WHAT YOU SHOULD DO ::
Report, as a single number, how many lines of the records contain the word "this".

#### INFORMATION GIVEN

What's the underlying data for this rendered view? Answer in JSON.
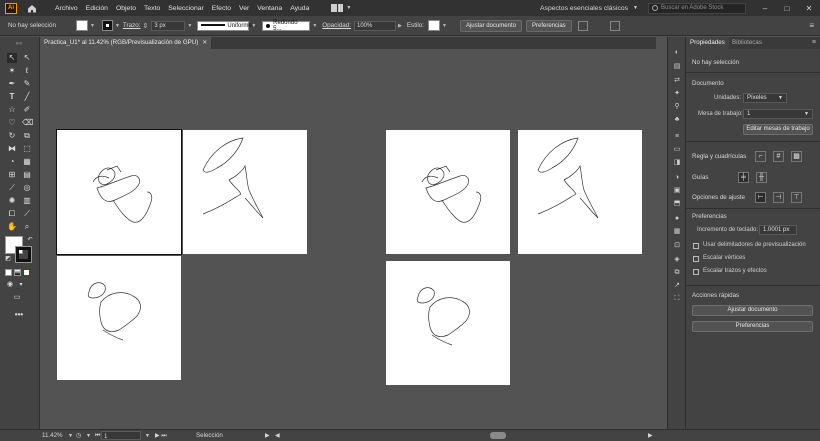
{
  "app": {
    "logo": "Ai"
  },
  "menu": [
    "Archivo",
    "Edición",
    "Objeto",
    "Texto",
    "Seleccionar",
    "Efecto",
    "Ver",
    "Ventana",
    "Ayuda"
  ],
  "workspace": "Aspectos esenciales clásicos",
  "search": {
    "placeholder": "Buscar en Adobe Stock"
  },
  "window_controls": [
    "–",
    "□",
    "✕"
  ],
  "control_bar": {
    "selection_status": "No hay selección",
    "stroke_label": "Trazo:",
    "stroke_value": "3 px",
    "stroke_profile": "Uniforme",
    "brush": "Redondo 5...",
    "opacity_label": "Opacidad:",
    "opacity_value": "100%",
    "style_label": "Estilo:",
    "fit_document_button": "Ajustar documento",
    "preferences_button": "Preferencias"
  },
  "document_tab": {
    "title": "Practica_U1* al 11.42% (RGB/Previsualización de GPU)",
    "close": "✕"
  },
  "properties_panel": {
    "tab_properties": "Propiedades",
    "tab_libraries": "Bibliotecas",
    "no_selection": "No hay selección",
    "document_section": "Documento",
    "units_label": "Unidades:",
    "units_value": "Píxeles",
    "artboard_label": "Mesa de trabajo:",
    "artboard_value": "1",
    "edit_artboards_button": "Editar mesas de trabajo",
    "rulers_grids": "Regla y cuadrículas",
    "guides": "Guías",
    "snap_options": "Opciones de ajuste",
    "preferences_section": "Preferencias",
    "keyboard_increment_label": "Incremento de teclado:",
    "keyboard_increment_value": "1.0001 px",
    "use_preview_bounds": "Usar delimitadores de previsualización",
    "scale_corners": "Escalar vértices",
    "scale_strokes": "Escalar trazos y efectos",
    "quick_actions": "Acciones rápidas",
    "fit_document_button": "Ajustar documento",
    "preferences_button": "Preferencias"
  },
  "status_bar": {
    "zoom": "11.42%",
    "artboard_number": "1",
    "tool": "Selección"
  },
  "colors": {
    "menu_bg": "#323232",
    "panel_bg": "#434343",
    "canvas_bg": "#535353",
    "accent": "#ff9a00"
  }
}
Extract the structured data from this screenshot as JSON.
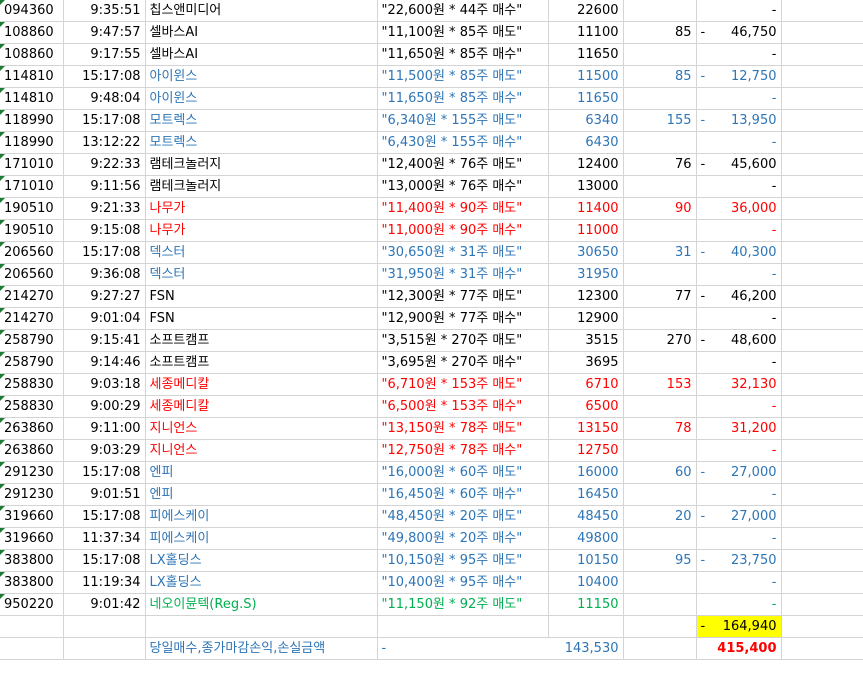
{
  "colors": {
    "black": "#000000",
    "blue": "#2e75b6",
    "red": "#ff0000",
    "green": "#00b050",
    "highlight": "#ffff00"
  },
  "rows": [
    {
      "code": "094360",
      "time": "9:35:51",
      "name": "칩스앤미디어",
      "order": "\"22,600원 * 44주 매수\"",
      "price": "22600",
      "qty": "",
      "dash": "",
      "amount": "-",
      "color": "black"
    },
    {
      "code": "108860",
      "time": "9:47:57",
      "name": "셀바스AI",
      "order": "\"11,100원 * 85주 매도\"",
      "price": "11100",
      "qty": "85",
      "dash": "-",
      "amount": "46,750",
      "color": "black"
    },
    {
      "code": "108860",
      "time": "9:17:55",
      "name": "셀바스AI",
      "order": "\"11,650원 * 85주 매수\"",
      "price": "11650",
      "qty": "",
      "dash": "",
      "amount": "-",
      "color": "black"
    },
    {
      "code": "114810",
      "time": "15:17:08",
      "name": "아이윈스",
      "order": "\"11,500원 * 85주 매도\"",
      "price": "11500",
      "qty": "85",
      "dash": "-",
      "amount": "12,750",
      "color": "blue"
    },
    {
      "code": "114810",
      "time": "9:48:04",
      "name": "아이윈스",
      "order": "\"11,650원 * 85주 매수\"",
      "price": "11650",
      "qty": "",
      "dash": "",
      "amount": "-",
      "color": "blue"
    },
    {
      "code": "118990",
      "time": "15:17:08",
      "name": "모트렉스",
      "order": "\"6,340원 * 155주 매도\"",
      "price": "6340",
      "qty": "155",
      "dash": "-",
      "amount": "13,950",
      "color": "blue"
    },
    {
      "code": "118990",
      "time": "13:12:22",
      "name": "모트렉스",
      "order": "\"6,430원 * 155주 매수\"",
      "price": "6430",
      "qty": "",
      "dash": "",
      "amount": "-",
      "color": "blue"
    },
    {
      "code": "171010",
      "time": "9:22:33",
      "name": "램테크놀러지",
      "order": "\"12,400원 * 76주 매도\"",
      "price": "12400",
      "qty": "76",
      "dash": "-",
      "amount": "45,600",
      "color": "black"
    },
    {
      "code": "171010",
      "time": "9:11:56",
      "name": "램테크놀러지",
      "order": "\"13,000원 * 76주 매수\"",
      "price": "13000",
      "qty": "",
      "dash": "",
      "amount": "-",
      "color": "black"
    },
    {
      "code": "190510",
      "time": "9:21:33",
      "name": "나무가",
      "order": "\"11,400원 * 90주 매도\"",
      "price": "11400",
      "qty": "90",
      "dash": "",
      "amount": "36,000",
      "color": "red"
    },
    {
      "code": "190510",
      "time": "9:15:08",
      "name": "나무가",
      "order": "\"11,000원 * 90주 매수\"",
      "price": "11000",
      "qty": "",
      "dash": "",
      "amount": "-",
      "color": "red"
    },
    {
      "code": "206560",
      "time": "15:17:08",
      "name": "덱스터",
      "order": "\"30,650원 * 31주 매도\"",
      "price": "30650",
      "qty": "31",
      "dash": "-",
      "amount": "40,300",
      "color": "blue"
    },
    {
      "code": "206560",
      "time": "9:36:08",
      "name": "덱스터",
      "order": "\"31,950원 * 31주 매수\"",
      "price": "31950",
      "qty": "",
      "dash": "",
      "amount": "-",
      "color": "blue"
    },
    {
      "code": "214270",
      "time": "9:27:27",
      "name": "FSN",
      "order": "\"12,300원 * 77주 매도\"",
      "price": "12300",
      "qty": "77",
      "dash": "-",
      "amount": "46,200",
      "color": "black"
    },
    {
      "code": "214270",
      "time": "9:01:04",
      "name": "FSN",
      "order": "\"12,900원 * 77주 매수\"",
      "price": "12900",
      "qty": "",
      "dash": "",
      "amount": "-",
      "color": "black"
    },
    {
      "code": "258790",
      "time": "9:15:41",
      "name": "소프트캠프",
      "order": "\"3,515원 * 270주 매도\"",
      "price": "3515",
      "qty": "270",
      "dash": "-",
      "amount": "48,600",
      "color": "black"
    },
    {
      "code": "258790",
      "time": "9:14:46",
      "name": "소프트캠프",
      "order": "\"3,695원 * 270주 매수\"",
      "price": "3695",
      "qty": "",
      "dash": "",
      "amount": "-",
      "color": "black"
    },
    {
      "code": "258830",
      "time": "9:03:18",
      "name": "세종메디칼",
      "order": "\"6,710원 * 153주 매도\"",
      "price": "6710",
      "qty": "153",
      "dash": "",
      "amount": "32,130",
      "color": "red"
    },
    {
      "code": "258830",
      "time": "9:00:29",
      "name": "세종메디칼",
      "order": "\"6,500원 * 153주 매수\"",
      "price": "6500",
      "qty": "",
      "dash": "",
      "amount": "-",
      "color": "red"
    },
    {
      "code": "263860",
      "time": "9:11:00",
      "name": "지니언스",
      "order": "\"13,150원 * 78주 매도\"",
      "price": "13150",
      "qty": "78",
      "dash": "",
      "amount": "31,200",
      "color": "red"
    },
    {
      "code": "263860",
      "time": "9:03:29",
      "name": "지니언스",
      "order": "\"12,750원 * 78주 매수\"",
      "price": "12750",
      "qty": "",
      "dash": "",
      "amount": "-",
      "color": "red"
    },
    {
      "code": "291230",
      "time": "15:17:08",
      "name": "엔피",
      "order": "\"16,000원 * 60주 매도\"",
      "price": "16000",
      "qty": "60",
      "dash": "-",
      "amount": "27,000",
      "color": "blue"
    },
    {
      "code": "291230",
      "time": "9:01:51",
      "name": "엔피",
      "order": "\"16,450원 * 60주 매수\"",
      "price": "16450",
      "qty": "",
      "dash": "",
      "amount": "-",
      "color": "blue"
    },
    {
      "code": "319660",
      "time": "15:17:08",
      "name": "피에스케이",
      "order": "\"48,450원 * 20주 매도\"",
      "price": "48450",
      "qty": "20",
      "dash": "-",
      "amount": "27,000",
      "color": "blue"
    },
    {
      "code": "319660",
      "time": "11:37:34",
      "name": "피에스케이",
      "order": "\"49,800원 * 20주 매수\"",
      "price": "49800",
      "qty": "",
      "dash": "",
      "amount": "-",
      "color": "blue"
    },
    {
      "code": "383800",
      "time": "15:17:08",
      "name": "LX홀딩스",
      "order": "\"10,150원 * 95주 매도\"",
      "price": "10150",
      "qty": "95",
      "dash": "-",
      "amount": "23,750",
      "color": "blue"
    },
    {
      "code": "383800",
      "time": "11:19:34",
      "name": "LX홀딩스",
      "order": "\"10,400원 * 95주 매수\"",
      "price": "10400",
      "qty": "",
      "dash": "",
      "amount": "-",
      "color": "blue"
    },
    {
      "code": "950220",
      "time": "9:01:42",
      "name": "네오이뮨텍(Reg.S)",
      "order": "\"11,150원 * 92주 매도\"",
      "price": "11150",
      "qty": "",
      "dash": "",
      "amount": "-",
      "color": "green"
    }
  ],
  "subtotal": {
    "dash": "-",
    "amount": "164,940"
  },
  "footer": {
    "label": "당일매수,종가마감손익,손실금액",
    "dash": "-",
    "amount": "143,530",
    "total": "415,400"
  }
}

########

TASK RESPONSE ::
2